It is true that the modern era of Guns N’ Roses is nothing like the one chronicled in countless books and VH1 documentaries. For one, every single show on the tour has started on time. (Mantia remembers gigs starting well after 1:00 a.m. during his era.) Rose hasn’t had any onstage bursts of anger towards the audience or even a hint of tension with Slash. “So many of Brain’s experiences were just the polar opposite of what I’ve experienced,” says Reese. “Axl was just different before. People change.”
Reese, however, has changed very little over the past four years. During nearly every moment of downtime from the Guns N’ Roses tours, she’d lock herself away to keep up on her work with Mantia. “I remember I was working on a Super Bowl commercial at one point while sitting on a toilet in Japan,” she says. “Sometimes I’m working right up until we’re walking on stage. I did start taking mental health days, though. We were in Denmark once and I woke up and didn’t even know what country we were in. I had to look at the room service menu to find out. It was almost scary.”
She’s able to let out a lot of her pent-up energy onstage every night. Fueled by her pre-stage snacks of Mike & Ike’s, Sour Patch Kids, and See’s Candies, she jumps and down throughout the entire set. “I am like a jumping bean, and I even eat candy while I play,” she says. “Frank or Duff or someone will come over to me and be like ‘Hit me!’ and I’ll throw them a Snickers.”
During a 2018 show at Aloha Stadium in Hawaii, she felt a tug on her hair midway through a song. She looks back and sees Axl Rose standing there with a big chunk of blue hair in one hand and a large pair of scissors in the other. “I’m like, ‘What the fuck is going on?'” she says. “I stopped playing and started screaming. He runs away and I don’t know if he’s taken off a huge chunk or what.”

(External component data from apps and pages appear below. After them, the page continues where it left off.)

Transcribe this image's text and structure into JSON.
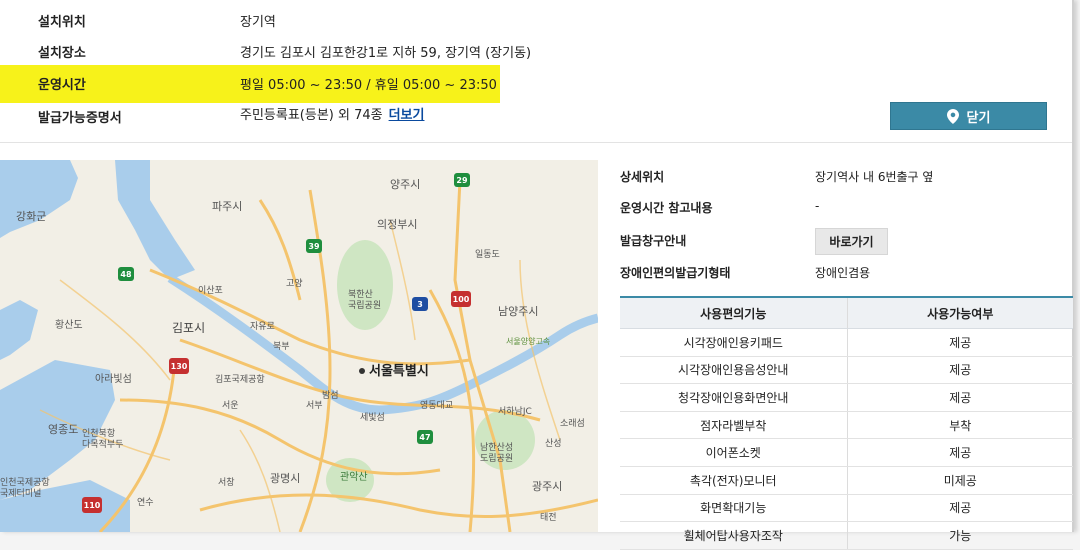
{
  "info": {
    "location_label": "설치위치",
    "location_value": "장기역",
    "place_label": "설치장소",
    "place_value": "경기도 김포시 김포한강1로 지하 59, 장기역 (장기동)",
    "hours_label": "운영시간",
    "hours_value": "평일 05:00 ~ 23:50 / 휴일 05:00 ~ 23:50",
    "certs_label": "발급가능증명서",
    "certs_value": "주민등록표(등본) 외 74종",
    "more_link": "더보기"
  },
  "close_button": "닫기",
  "details": {
    "detail_loc_label": "상세위치",
    "detail_loc_value": "장기역사 내 6번출구 옆",
    "hours_note_label": "운영시간 참고내용",
    "hours_note_value": "-",
    "window_label": "발급창구안내",
    "window_button": "바로가기",
    "access_label": "장애인편의발급기형태",
    "access_value": "장애인겸용"
  },
  "features": {
    "headers": [
      "사용편의기능",
      "사용가능여부"
    ],
    "rows": [
      [
        "시각장애인용키패드",
        "제공"
      ],
      [
        "시각장애인용음성안내",
        "제공"
      ],
      [
        "청각장애인용화면안내",
        "제공"
      ],
      [
        "점자라벨부착",
        "부착"
      ],
      [
        "이어폰소켓",
        "제공"
      ],
      [
        "촉각(전자)모니터",
        "미제공"
      ],
      [
        "화면확대기능",
        "제공"
      ],
      [
        "휠체어탑사용자조작",
        "가능"
      ]
    ]
  },
  "map": {
    "labels": {
      "yangju": "양주시",
      "paju": "파주시",
      "ganghwa": "강화군",
      "uijeongbu": "의정부시",
      "bukhansan": "북한산\n국립공원",
      "namyangju": "남양주시",
      "gimpo": "김포시",
      "seoul": "서울특별시",
      "gimpo_airport": "김포국제공항",
      "incheon_airport": "인천북항\n다목적부두",
      "gwangmyeong": "광명시",
      "gwanaksan": "관악산",
      "gwangju": "광주시",
      "yeongjong": "영종도",
      "arabit": "아라빛섬",
      "hwangsando": "황산도",
      "namhansan": "남한산성\n도립공원",
      "isan": "이산포",
      "goyang": "고양",
      "jayuro": "자유로",
      "bukbu": "북부",
      "seoun": "서운",
      "seochang": "서창",
      "yeonsu": "연수",
      "seobu": "서부",
      "seunghwa": "세빛섬",
      "bamseom": "밤섬",
      "yeongdongdaegyo": "영동대교",
      "seohanam": "서하남JC",
      "sanseong": "산성",
      "soyang": "소래섬",
      "taejeon": "태전",
      "ildongdo": "일동도",
      "incheon_airport2": "인천국제공항\n국제터미널",
      "seoul_yangyang": "서울양양고속"
    },
    "shields": [
      "29",
      "39",
      "48",
      "3",
      "100",
      "130",
      "47",
      "110"
    ]
  }
}
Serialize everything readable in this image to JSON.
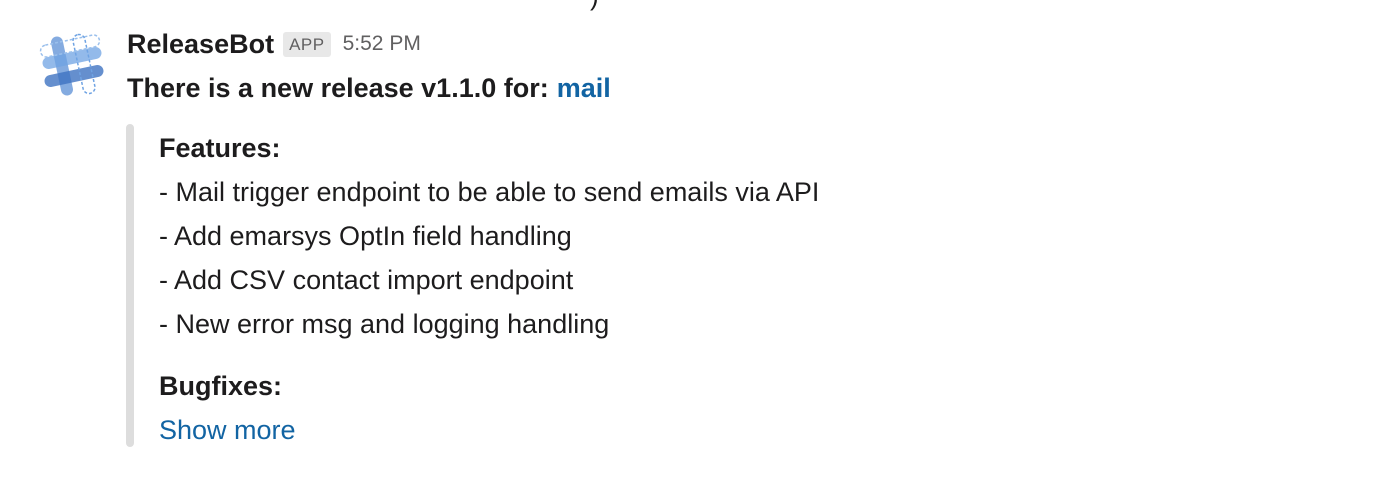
{
  "top_fragment": ")",
  "message": {
    "sender": "ReleaseBot",
    "badge": "APP",
    "timestamp": "5:52 PM",
    "text_prefix": "There is a new release v1.1.0 for:",
    "link_text": "mail",
    "avatar_icon": "slack-hashtag-logo-icon",
    "attachment": {
      "features_heading": "Features:",
      "features": [
        "- Mail trigger endpoint to be able to send emails via API",
        "- Add emarsys OptIn field handling",
        "- Add CSV contact import endpoint",
        "- New error msg and logging handling"
      ],
      "bugfixes_heading": "Bugfixes:",
      "show_more": "Show more",
      "bar_color": "#dddddd"
    }
  },
  "colors": {
    "link": "#1264a3",
    "text": "#1d1c1d",
    "muted": "#616061"
  }
}
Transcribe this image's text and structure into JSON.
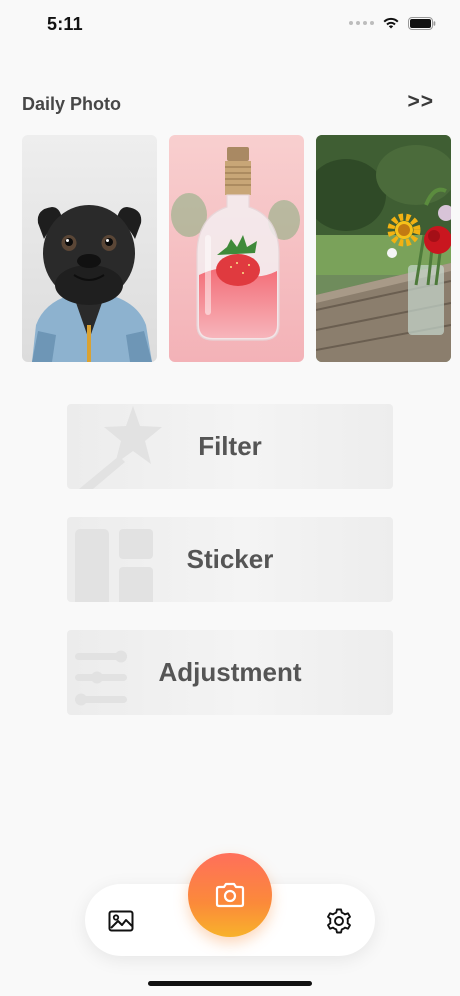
{
  "status_bar": {
    "time": "5:11"
  },
  "daily_photo": {
    "title": "Daily Photo",
    "more_label": ">>",
    "photos": [
      {
        "name": "pug-photo"
      },
      {
        "name": "strawberry-bottle-photo"
      },
      {
        "name": "flowers-photo"
      }
    ]
  },
  "tools": [
    {
      "label": "Filter",
      "icon": "magic-wand-star-icon"
    },
    {
      "label": "Sticker",
      "icon": "layout-grid-icon"
    },
    {
      "label": "Adjustment",
      "icon": "sliders-icon"
    }
  ],
  "bottom_nav": {
    "items": [
      "gallery-icon",
      "camera-icon",
      "settings-icon"
    ]
  },
  "colors": {
    "camera_gradient_top": "#ff6f5b",
    "camera_gradient_bottom": "#f8b22b",
    "background": "#f9f9f9"
  }
}
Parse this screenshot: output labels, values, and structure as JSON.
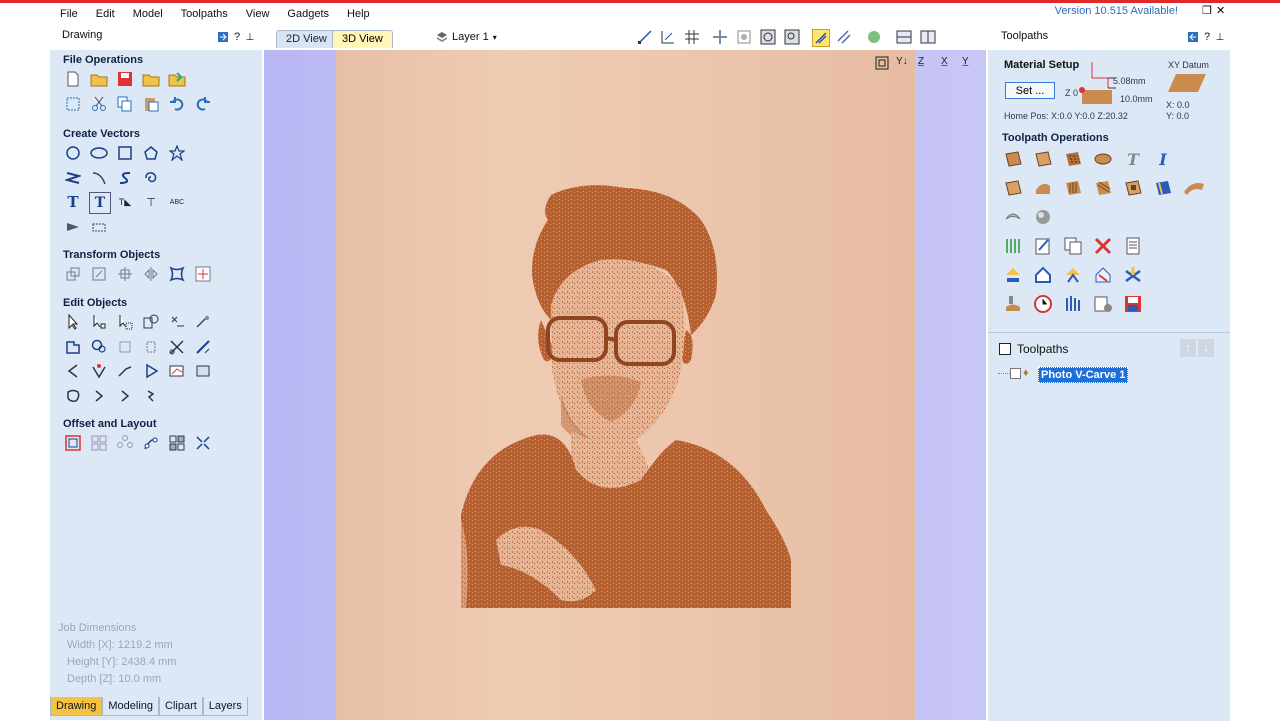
{
  "menu": [
    "File",
    "Edit",
    "Model",
    "Toolpaths",
    "View",
    "Gadgets",
    "Help"
  ],
  "version_notice": "Version 10.515 Available!",
  "window_controls": {
    "restore": "❐",
    "close": "✕"
  },
  "left_panel": {
    "title": "Drawing",
    "sections": {
      "file_ops": "File Operations",
      "create_vectors": "Create Vectors",
      "transform": "Transform Objects",
      "edit_objects": "Edit Objects",
      "offset_layout": "Offset and Layout"
    },
    "job_dims": {
      "title": "Job Dimensions",
      "width": "Width  [X]: 1219.2 mm",
      "height": "Height [Y]: 2438.4 mm",
      "depth": "Depth  [Z]: 10.0 mm"
    },
    "bottom_tabs": [
      "Drawing",
      "Modeling",
      "Clipart",
      "Layers"
    ]
  },
  "view_tabs": {
    "tab_2d": "2D View",
    "tab_3d": "3D View"
  },
  "layer": "Layer 1",
  "right_panel": {
    "title": "Toolpaths",
    "material_setup": "Material Setup",
    "set_button": "Set ...",
    "z_label": "Z 0",
    "thickness_top": "5.08mm",
    "thickness_bottom": "10.0mm",
    "home_pos": "Home Pos:  X:0.0 Y:0.0 Z:20.32",
    "xy_datum": "XY Datum",
    "datum_x": "X: 0.0",
    "datum_y": "Y: 0.0",
    "toolpath_ops": "Toolpath Operations",
    "toolpaths_list_title": "Toolpaths",
    "toolpath_item": "Photo V-Carve 1"
  },
  "colors": {
    "accent": "#1e6fd8",
    "panel": "#dce8f5",
    "carve": "#b5602e",
    "wood": "#ecc6ad"
  }
}
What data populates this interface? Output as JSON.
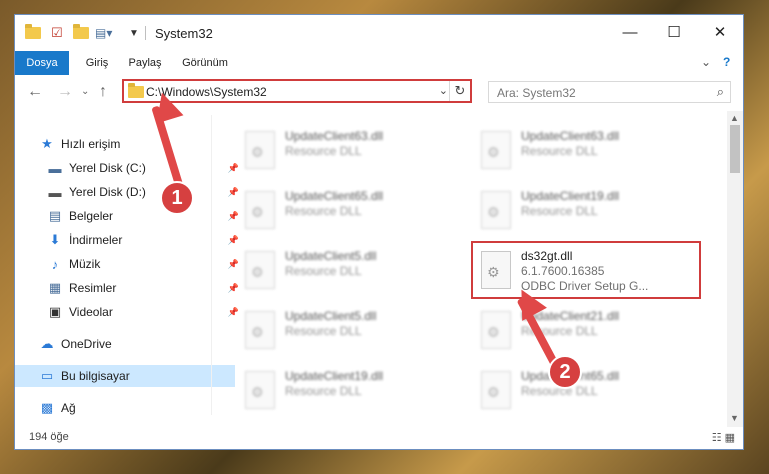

It turns out the hair wasn’t hers — it was all a practical joke that Axl spent weeks meticulously plotting out. He even had a tour assistant bring him different wigs with all sorts of shades of blue so he could find the perfect match for her hair. “They went through all the possibilities of what might happen,” says Reese. “Someone even said she might grab the scissors and stab you. But he was so pleased with himself and it was pretty fucking rad.”
That might be a somewhat-cruel joke to play on a hired hand, but Reese is now an official member of the group. “I’m a member-member of Guns N’ Roses,” she says. “It’s always been the case, but I feel like I haven’t been forward enough about it. It’s something that would be good to just, once and for all, get out so there’s no questions.”
With the exception of the lone Mexico City show in March, Reese has now been off the road since early November. It’s given her plenty of time to unwind, focus on her film work, and contemplate her future. The priority at the moment is a production company she’s formed with Mantia that they’re calling Green Frog. That will be the home for not just their music production work, but also a clothing line, a possible solo album, their live show, and anything else they develop together.
“I have big, big aspirations,” she says. “Basically, I want to do this female Trent Reznor thing. He has Nine Inch Nails, but he also is an exec at Apple and he’s scoring film with Atticus Ross. That’s my model, and what I plan on being and doing. Also, I want to be the first half-Asian female EGOT winner. I really, really, really, really swing for the fences.”